Segregating the Suburbs: New Rochelle in Black and White, 1900-1970

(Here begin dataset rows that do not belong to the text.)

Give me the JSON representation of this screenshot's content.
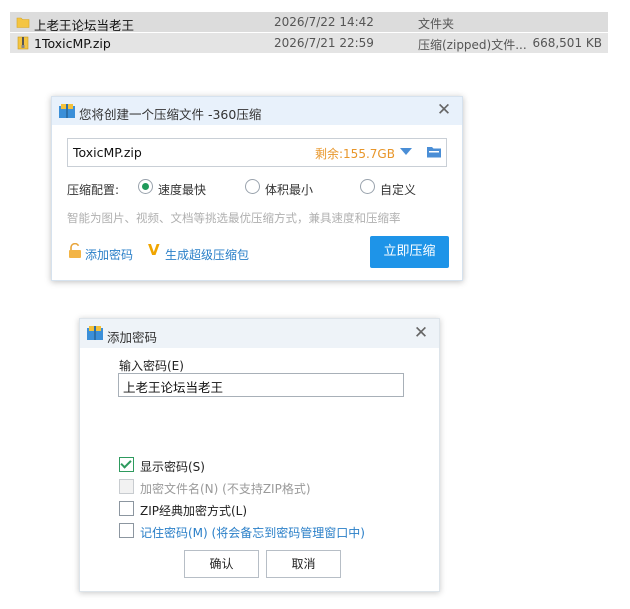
{
  "files": [
    {
      "name": "上老王论坛当老王",
      "date": "2026/7/22 14:42",
      "type": "文件夹",
      "size": "",
      "icon": "folder-icon"
    },
    {
      "name": "1ToxicMP.zip",
      "date": "2026/7/21 22:59",
      "type": "压缩(zipped)文件...",
      "size": "668,501 KB",
      "icon": "zip-icon"
    }
  ],
  "compress_dialog": {
    "title": "您将创建一个压缩文件 -360压缩",
    "filename": "ToxicMP.zip",
    "remaining": "剩余:155.7GB",
    "config_label": "压缩配置:",
    "options": [
      "速度最快",
      "体积最小",
      "自定义"
    ],
    "selected_option": "速度最快",
    "hint": "智能为图片、视频、文档等挑选最优压缩方式，兼具速度和压缩率",
    "add_password": "添加密码",
    "super_package": "生成超级压缩包",
    "compress_button": "立即压缩"
  },
  "password_dialog": {
    "title": "添加密码",
    "input_label": "输入密码(E)",
    "password_value": "上老王论坛当老王",
    "checkboxes": [
      {
        "label": "显示密码(S)",
        "checked": true,
        "disabled": false
      },
      {
        "label": "加密文件名(N) (不支持ZIP格式)",
        "checked": false,
        "disabled": true
      },
      {
        "label": "ZIP经典加密方式(L)",
        "checked": false,
        "disabled": false
      },
      {
        "label": "记住密码(M) (将会备忘到密码管理窗口中)",
        "checked": false,
        "disabled": false
      }
    ],
    "ok_button": "确认",
    "cancel_button": "取消"
  },
  "colors": {
    "accent": "#1e94e8",
    "link": "#2a7fc8",
    "remaining": "#e8962a",
    "radio_selected": "#1f9a5a"
  }
}
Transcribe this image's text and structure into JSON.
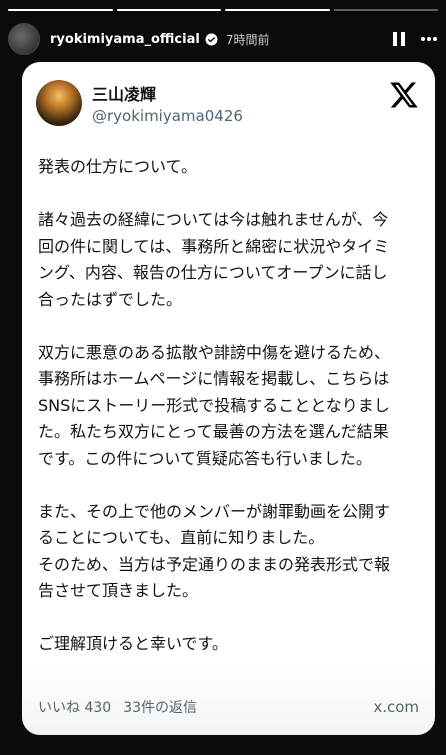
{
  "header": {
    "username": "ryokimiyama_official",
    "time": "7時間前"
  },
  "post": {
    "display_name": "三山凌輝",
    "handle": "@ryokimiyama0426",
    "paragraphs": [
      [
        "発表の仕方について。"
      ],
      [
        "諸々過去の経緯については今は触れませんが、今",
        "回の件に関しては、事務所と綿密に状況やタイミ",
        "ング、内容、報告の仕方についてオープンに話し",
        "合ったはずでした。"
      ],
      [
        "双方に悪意のある拡散や誹謗中傷を避けるため、",
        "事務所はホームページに情報を掲載し、こちらは",
        "SNSにストーリー形式で投稿することとなりまし",
        "た。私たち双方にとって最善の方法を選んだ結果",
        "です。この件について質疑応答も行いました。"
      ],
      [
        "また、その上で他のメンバーが謝罪動画を公開す",
        "ることについても、直前に知りました。",
        "そのため、当方は予定通りのままの発表形式で報",
        "告させて頂きました。"
      ],
      [
        "ご理解頂けると幸いです。"
      ]
    ],
    "likes": "いいね 430",
    "replies": "33件の返信",
    "domain": "x.com"
  },
  "colors": {
    "background": "#0b0b0b",
    "card": "#ffffff",
    "text": "#0f1419",
    "muted": "#536471"
  },
  "icons": {
    "verified": "verified-badge-icon",
    "pause": "pause-icon",
    "more": "more-options-icon",
    "x_logo": "x-logo-icon"
  }
}
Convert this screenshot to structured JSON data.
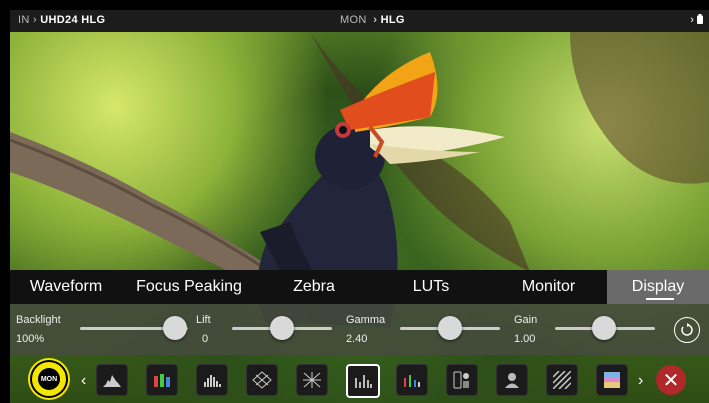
{
  "status_bar": {
    "input_label": "IN",
    "input_arrow": "›",
    "input_value": "UHD24 HLG",
    "monitor_label": "MON",
    "monitor_arrow": "›",
    "monitor_value": "HLG",
    "right_arrow": "›"
  },
  "tabs": [
    {
      "label": "Waveform"
    },
    {
      "label": "Focus Peaking"
    },
    {
      "label": "Zebra"
    },
    {
      "label": "LUTs"
    },
    {
      "label": "Monitor"
    },
    {
      "label": "Display"
    }
  ],
  "active_tab": "Display",
  "controls": {
    "backlight": {
      "label": "Backlight",
      "value": "100%",
      "level": 1.0
    },
    "lift": {
      "label": "Lift",
      "value": "0",
      "level": 0.5
    },
    "gamma": {
      "label": "Gamma",
      "value": "2.40",
      "level": 0.5
    },
    "gain": {
      "label": "Gain",
      "value": "1.00",
      "level": 0.5
    }
  },
  "dock": {
    "mon_button": "MON",
    "prev_arrow": "‹",
    "next_arrow": "›",
    "tools": [
      "histogram-icon",
      "rgb-parade-icon",
      "waveform-icon",
      "vectorscope-icon",
      "cross-vector-icon",
      "luma-bars-icon",
      "rgb-bars-icon",
      "false-color-icon",
      "skin-tone-icon",
      "zebra-pattern-icon",
      "lut-icon"
    ],
    "selected_tool": "luma-bars-icon",
    "close_symbol": "✕"
  },
  "colors": {
    "accent": "#f3e600",
    "close": "#b0282a",
    "tab_active": "#6a6a6a"
  }
}
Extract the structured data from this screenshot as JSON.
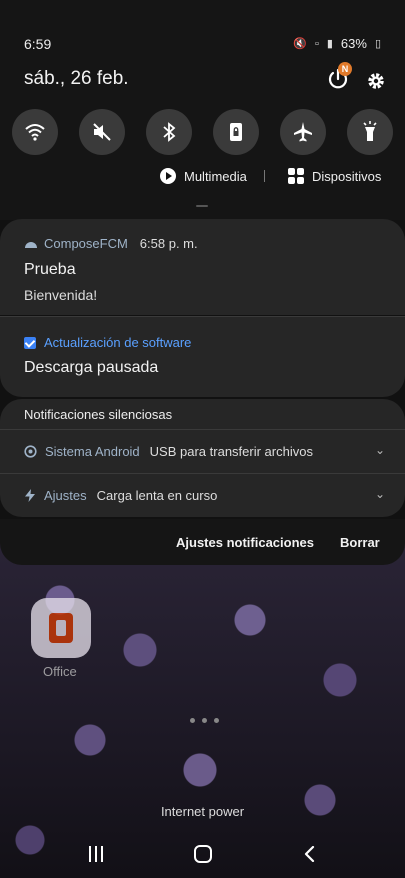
{
  "status_bar": {
    "time": "6:59",
    "battery": "63%"
  },
  "header": {
    "date": "sáb., 26 feb.",
    "badge": "N"
  },
  "quick_toggles": [
    {
      "name": "wifi-icon"
    },
    {
      "name": "sound-muted-icon"
    },
    {
      "name": "bluetooth-icon"
    },
    {
      "name": "rotation-lock-icon"
    },
    {
      "name": "airplane-icon"
    },
    {
      "name": "flashlight-icon"
    }
  ],
  "media_row": {
    "media_label": "Multimedia",
    "devices_label": "Dispositivos"
  },
  "notifications": {
    "compose": {
      "app": "ComposeFCM",
      "time": "6:58 p. m.",
      "title": "Prueba",
      "body": "Bienvenida!"
    },
    "software": {
      "app": "Actualización de software",
      "title": "Descarga pausada"
    },
    "silent": {
      "header": "Notificaciones silenciosas",
      "rows": [
        {
          "source": "Sistema Android",
          "message": "USB para transferir archivos"
        },
        {
          "source": "Ajustes",
          "message": "Carga lenta en curso"
        }
      ]
    },
    "actions": {
      "settings": "Ajustes notificaciones",
      "clear": "Borrar"
    }
  },
  "home": {
    "office_label": "Office",
    "widget_label": "Internet power"
  },
  "colors": {
    "accent_blue": "#5aa0ff",
    "badge_orange": "#e07a2b"
  }
}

This thesis analyzes the role segregation and white flight played in the development of New York City’s suburban Westchester County, particularly in regards to how white flight from (and within) New Rochelle during the 1940s, 1950s, and 1960s was presaged by the racial reification of the suburb’s communal boundaries during the preceding four decades. Historians have charted how white flight after World War II trapped Blacks within urban spaces that public officials proceeded to devalue and underfund, but have paid less attention to the dynamics of white flight within, and between, suburban communities; nor have they analyzed the various housing and educational policies that enabled whites to create segregated suburbs even when those suburbs had substantial Black populations. Using newspapers, NAACP documents (including correspondences and press releases), title deeds, City Council minutes, and municipal government records, this project traces the development of New Rochelle’s neighborhoods along racialized lines in the early twentieth century. It explores city officials’ efforts to contain the suburb’s burgeoning Black population during the 1930s and 1940s, and shows how these processes precipitated white flight in the 1960s. In doing so, this project showcases how integral white flight was to the suburban development process while also stressing the importance of considering inter-suburban (and intra-suburban) dynamics.